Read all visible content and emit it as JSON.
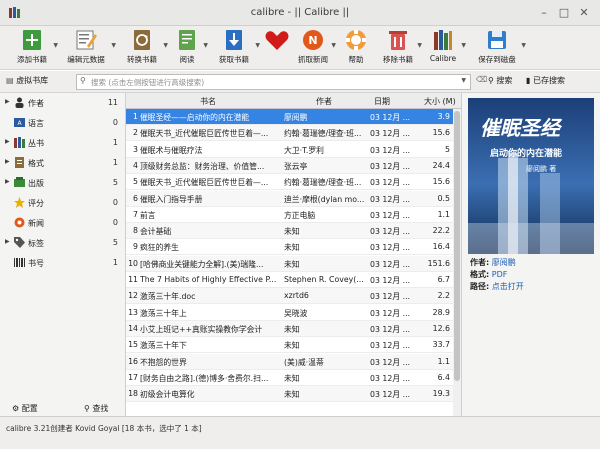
{
  "window": {
    "title": "calibre - || Calibre ||"
  },
  "toolbar": {
    "items": [
      {
        "label": "添加书籍"
      },
      {
        "label": "编辑元数据"
      },
      {
        "label": "转换书籍"
      },
      {
        "label": "阅读"
      },
      {
        "label": "获取书籍"
      },
      {
        "label": ""
      },
      {
        "label": "抓取新闻"
      },
      {
        "label": "帮助"
      },
      {
        "label": "移除书籍"
      },
      {
        "label": "Calibre"
      },
      {
        "label": "保存到磁盘"
      }
    ]
  },
  "searchbar": {
    "virtual_library": "虚拟书库",
    "placeholder": "搜索 (点击左侧按钮进行高级搜索)",
    "search_button": "搜索",
    "saved_search_button": "已存搜索"
  },
  "sidebar": {
    "items": [
      {
        "label": "作者",
        "count": "11",
        "icon": "person-icon"
      },
      {
        "label": "语言",
        "count": "0",
        "icon": "language-icon"
      },
      {
        "label": "丛书",
        "count": "1",
        "icon": "series-icon"
      },
      {
        "label": "格式",
        "count": "1",
        "icon": "format-icon"
      },
      {
        "label": "出版",
        "count": "5",
        "icon": "publisher-icon"
      },
      {
        "label": "评分",
        "count": "0",
        "icon": "star-icon"
      },
      {
        "label": "新闻",
        "count": "0",
        "icon": "news-icon"
      },
      {
        "label": "标签",
        "count": "5",
        "icon": "tag-icon"
      },
      {
        "label": "书号",
        "count": "1",
        "icon": "isbn-icon"
      }
    ],
    "configure_label": "配置",
    "find_label": "查找"
  },
  "table": {
    "headers": {
      "title": "书名",
      "author": "作者",
      "date": "日期",
      "size": "大小 (M)"
    },
    "rows": [
      {
        "num": "1",
        "title": "催眠圣经——启动你的内在潜能",
        "author": "廖阅鹏",
        "date": "03 12月 ...",
        "size": "3.9"
      },
      {
        "num": "2",
        "title": "催眠天书_近代催眠巨匠传世巨着—...",
        "author": "约翰·葛瑞德/理查·班...",
        "date": "03 12月 ...",
        "size": "15.6"
      },
      {
        "num": "3",
        "title": "催眠术与催眠疗法",
        "author": "大卫·T.罗利",
        "date": "03 12月 ...",
        "size": "5"
      },
      {
        "num": "4",
        "title": "顶级财务总监：财务治理、价值管...",
        "author": "张云亭",
        "date": "03 12月 ...",
        "size": "24.4"
      },
      {
        "num": "5",
        "title": "催眠天书_近代催眠巨匠传世巨着—...",
        "author": "约翰·葛瑞德/理查·班...",
        "date": "03 12月 ...",
        "size": "15.6"
      },
      {
        "num": "6",
        "title": "催眠入门指导手册",
        "author": "迪兰·摩根(dylan mo...",
        "date": "03 12月 ...",
        "size": "0.5"
      },
      {
        "num": "7",
        "title": "前言",
        "author": "方正电脑",
        "date": "03 12月 ...",
        "size": "1.1"
      },
      {
        "num": "8",
        "title": "会计基础",
        "author": "未知",
        "date": "03 12月 ...",
        "size": "22.2"
      },
      {
        "num": "9",
        "title": "疯狂的养生",
        "author": "未知",
        "date": "03 12月 ...",
        "size": "16.4"
      },
      {
        "num": "10",
        "title": "[哈佛商业关键能力全解].(美)瑞隆...",
        "author": "未知",
        "date": "03 12月 ...",
        "size": "151.6"
      },
      {
        "num": "11",
        "title": "The 7 Habits of Highly Effective P...",
        "author": "Stephen R. Covey(...",
        "date": "03 12月 ...",
        "size": "6.7"
      },
      {
        "num": "12",
        "title": "激荡三十年.doc",
        "author": "xzrtd6",
        "date": "03 12月 ...",
        "size": "2.2"
      },
      {
        "num": "13",
        "title": "激荡三十年上",
        "author": "吴晓波",
        "date": "03 12月 ...",
        "size": "28.9"
      },
      {
        "num": "14",
        "title": "小艾上班记++真账实操教你学会计",
        "author": "未知",
        "date": "03 12月 ...",
        "size": "12.6"
      },
      {
        "num": "15",
        "title": "激荡三十年下",
        "author": "未知",
        "date": "03 12月 ...",
        "size": "33.7"
      },
      {
        "num": "16",
        "title": "不抱怨的世界",
        "author": "(美)威·温蒂",
        "date": "03 12月 ...",
        "size": "1.1"
      },
      {
        "num": "17",
        "title": "[财务自由之路].(德)博多·舍费尔.扫...",
        "author": "未知",
        "date": "03 12月 ...",
        "size": "6.4"
      },
      {
        "num": "18",
        "title": "初级会计电算化",
        "author": "未知",
        "date": "03 12月 ...",
        "size": "19.3"
      }
    ]
  },
  "details": {
    "cover": {
      "title": "催眠圣经",
      "subtitle": "启动你的内在潜能",
      "author": "廖阅鹏 著"
    },
    "author_label": "作者:",
    "author_value": "廖阅鹏",
    "format_label": "格式:",
    "format_value": "PDF",
    "path_label": "路径:",
    "path_value": "点击打开"
  },
  "status": {
    "text": "calibre 3.21创建者 Kovid Goyal   [18 本书，选中了 1 本]"
  },
  "colors": {
    "selection": "#3584e4",
    "toolbar_bg": "#efeeed",
    "link": "#1a5fb4"
  }
}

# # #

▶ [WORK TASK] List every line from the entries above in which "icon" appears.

▶ [RESULT]
        "icon": "person-icon"
        "icon": "language-icon"
        "icon": "series-icon"
        "icon": "format-icon"
        "icon": "publisher-icon"
        "icon": "star-icon"
        "icon": "news-icon"
        "icon": "tag-icon"
        "icon": "isbn-icon"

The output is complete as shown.